[Data records]
.....

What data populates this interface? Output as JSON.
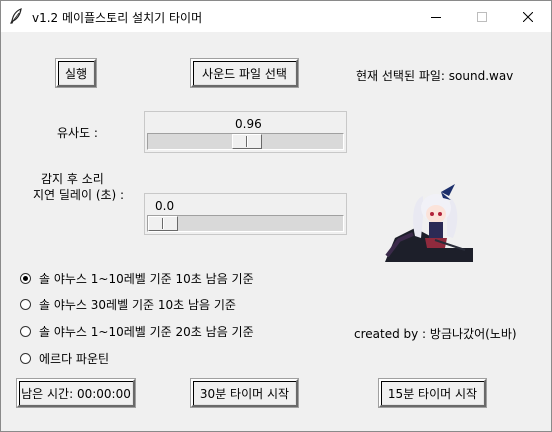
{
  "window": {
    "title": "v1.2 메이플스토리 설치기 타이머"
  },
  "buttons": {
    "run": "실행",
    "select_sound": "사운드 파일 선택",
    "remaining_time": "남은 시간: 00:00:00",
    "start_30": "30분 타이머 시작",
    "start_15": "15분 타이머 시작"
  },
  "current_file_label": "현재 선택된 파일: sound.wav",
  "similarity": {
    "label": "유사도 :",
    "value": "0.96",
    "level": 0.96
  },
  "delay": {
    "label_line1": "감지 후 소리",
    "label_line2": "지연 딜레이 (초) :",
    "value": "0.0",
    "level": 0.0
  },
  "modes": [
    {
      "label": "솔 야누스 1~10레벨 기준 10초 남음 기준",
      "checked": true
    },
    {
      "label": "솔 야누스 30레벨 기준 10초 남음 기준",
      "checked": false
    },
    {
      "label": "솔 야누스 1~10레벨 기준 20초 남음 기준",
      "checked": false
    },
    {
      "label": "에르다 파운틴",
      "checked": false
    }
  ],
  "credit": "created by : 방금나갔어(노바)",
  "icons": {
    "app": "feather-icon",
    "minimize": "minimize-icon",
    "maximize": "maximize-icon",
    "close": "close-icon",
    "character": "character-image"
  }
}
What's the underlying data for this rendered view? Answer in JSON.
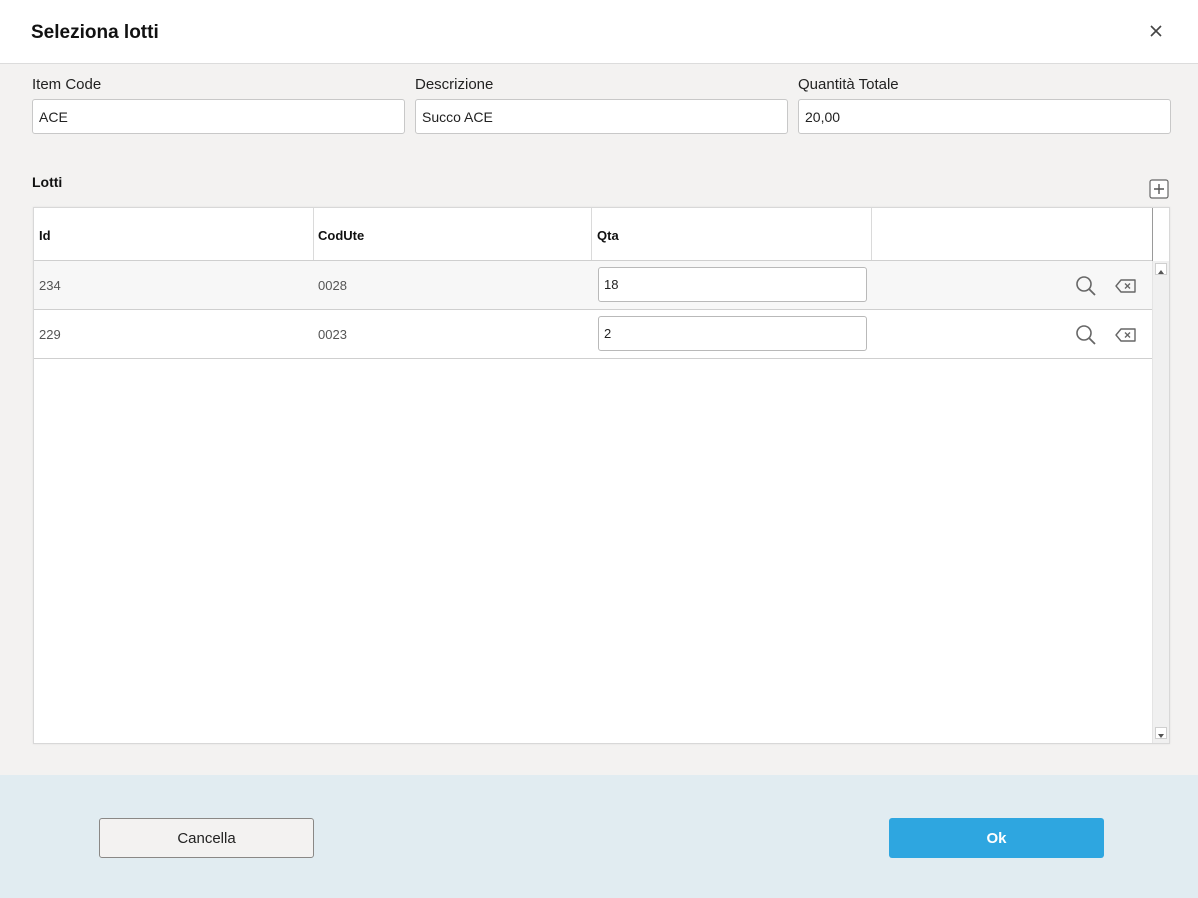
{
  "dialog": {
    "title": "Seleziona lotti"
  },
  "fields": {
    "item_code": {
      "label": "Item Code",
      "value": "ACE"
    },
    "descrizione": {
      "label": "Descrizione",
      "value": "Succo ACE"
    },
    "quantita_totale": {
      "label": "Quantità Totale",
      "value": "20,00"
    }
  },
  "lotti": {
    "label": "Lotti",
    "columns": [
      "Id",
      "CodUte",
      "Qta",
      ""
    ],
    "rows": [
      {
        "id": "234",
        "codute": "0028",
        "qta": "18"
      },
      {
        "id": "229",
        "codute": "0023",
        "qta": "2"
      }
    ]
  },
  "footer": {
    "cancel_label": "Cancella",
    "ok_label": "Ok"
  },
  "icons": {
    "close": "close-icon",
    "add": "plus-box-icon",
    "search": "search-icon",
    "delete": "backspace-icon"
  },
  "colors": {
    "accent": "#2ea6e0",
    "footer_bg": "#e1ecf1",
    "body_bg": "#f3f2f1"
  }
}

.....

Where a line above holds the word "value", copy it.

» **Expected output**:
    "value": "0.96",
    "value": "0.0",
      "value": "ACE"
      "value": "Succo ACE"
      "value": "20,00"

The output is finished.